Our teachers feel the pressure, administration and counseling feel the pressure, and now parents/students are really feeling the pressures.
When we grew up nobody asked us what our GPA was, and it was “cool” to work on the roof of a house. This competitive culture has significantly impacted our young adults. We endlessly discuss test scores, National Merit Scholarships, reading scores, AP scholars, comparisons to other school Districts and this is when we start losing our collective souls–and our children.
We often shield our students from failure. We think that earning a “C” grade in a class is a the end of the world, and we don’t allow our students to advocate for themselves. We have also devalued a military career, a plumbing or welding job, and we are a little embarrassed if our children wish to attend vocational training schools instead of a major university.
We say hooray for those students who enter the armed forces, who want to work with their hands, who don’t want to be weighed down with the burden of being perfect in high school, and who earn a “C” in a tough class and are proud of themselves.
ALL of us as a community have to get to this point if we want to avoid our students feeling shamed, isolated, or worthless.
We had a waiting list this year for culinary at NHHS and construction technology at Estancia–this is a telling statistic. We consistently have students lost in our administrative/ counseling offices, and in classrooms whom we tell, “College is not for everyone, but look at what you can do.” We invite military recruiters to our campuses so they can work with students on valued and significant careers in the armed forces. Please know there is so much behind the scenes we do to diffuse this environment, but we can not do it alone anymore.
A very intuitive parent gave an analogy recently that hit home: “Our kids are not teacups; they are meant to be bumped around from time to time.”
It is during these bumpy times that we can applaud a “C”, applaud a student going to the military or junior college, properly support failure with introspection not blame, take an 89.5% as a B+ in stride, or applaud a student in one of our CTE pathways. My British father would always quip, “it is the sum of our experiences that should always outweigh the sum of our bank accounts.”
We must reach the point where, if our sons and daughters don’t live a perfect young adult experience, it is not the end of the world…it is simply an opportunity to lift the sails and head in another direction.
I sound like a broken record. If this offends anyone I am sorry.
We need to start now.
Moms and dads, if we value our kids for WHO they were created to be, if we value the child we were given and not the child we wanted, if we value teen mental health in our children and their peers, then we must stop contributing to this terrible pressure to be the best of the best.
We simply need to expect and encourage our kids to do their best.
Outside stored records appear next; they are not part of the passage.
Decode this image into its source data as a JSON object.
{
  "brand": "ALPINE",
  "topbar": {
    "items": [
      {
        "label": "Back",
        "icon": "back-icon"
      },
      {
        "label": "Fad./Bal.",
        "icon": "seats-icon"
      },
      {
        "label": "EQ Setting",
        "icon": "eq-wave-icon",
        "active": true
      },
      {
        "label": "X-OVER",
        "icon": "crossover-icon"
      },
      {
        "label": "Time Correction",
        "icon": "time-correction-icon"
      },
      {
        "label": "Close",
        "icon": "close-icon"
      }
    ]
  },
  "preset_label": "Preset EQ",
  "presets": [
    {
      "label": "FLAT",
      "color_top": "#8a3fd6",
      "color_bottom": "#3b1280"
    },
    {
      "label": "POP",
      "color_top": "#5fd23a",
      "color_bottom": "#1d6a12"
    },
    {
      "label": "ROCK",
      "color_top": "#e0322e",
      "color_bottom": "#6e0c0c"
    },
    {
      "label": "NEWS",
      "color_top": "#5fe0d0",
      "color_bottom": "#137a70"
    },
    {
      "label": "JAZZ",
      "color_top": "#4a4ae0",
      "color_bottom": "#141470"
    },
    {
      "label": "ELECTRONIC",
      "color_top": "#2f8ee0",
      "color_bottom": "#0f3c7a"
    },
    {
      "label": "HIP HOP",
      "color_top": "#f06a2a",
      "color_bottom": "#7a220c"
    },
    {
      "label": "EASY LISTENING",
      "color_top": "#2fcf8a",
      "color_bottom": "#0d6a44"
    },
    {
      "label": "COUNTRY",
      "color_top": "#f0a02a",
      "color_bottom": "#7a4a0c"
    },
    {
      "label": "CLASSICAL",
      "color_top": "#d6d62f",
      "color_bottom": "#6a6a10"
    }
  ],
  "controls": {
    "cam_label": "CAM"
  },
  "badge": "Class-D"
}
To push themselves to use all their abilities wisely. To, as the Bible says, work at it with ALL of their hearts.
And then we need to be okay with it if their best isn’t a perfect score on the ACT and a 5.5 out of 4.0 GPA.
We need to be ok and even happy if they choose trade school over a four-year college. We need to not give a CRAP what the neighbors think.
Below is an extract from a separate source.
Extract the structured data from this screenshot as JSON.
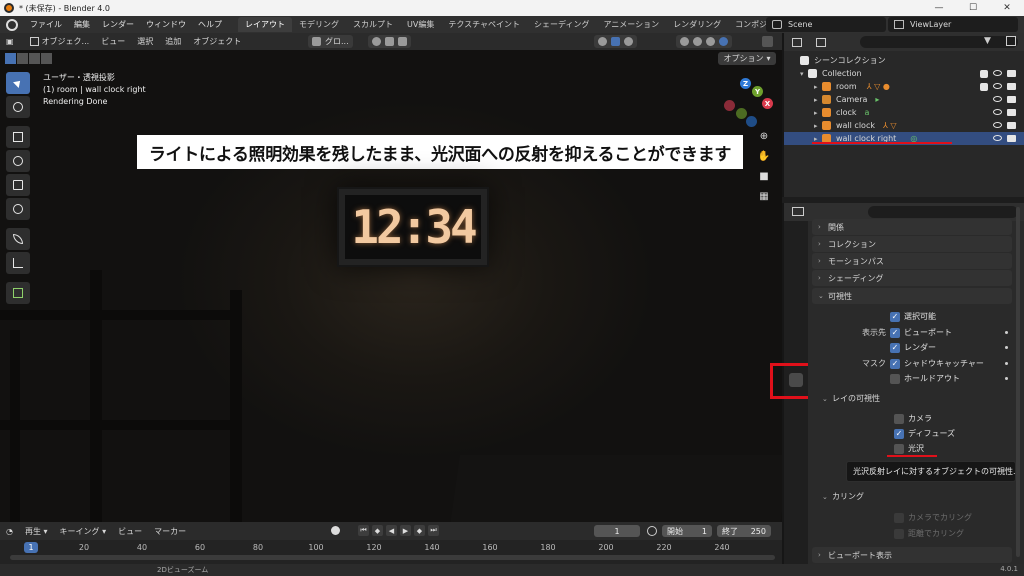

We need to put teen mental health above our parental reputations.
And we need to start now. It’s August, moms and dads. Let’s make sure our kids know where we stand on this before they go back to school. Let’s make sure we know that doing their best, and not someone else’s best, is what we expect, appreciate, and admire. And that we love them so so much, no matter what.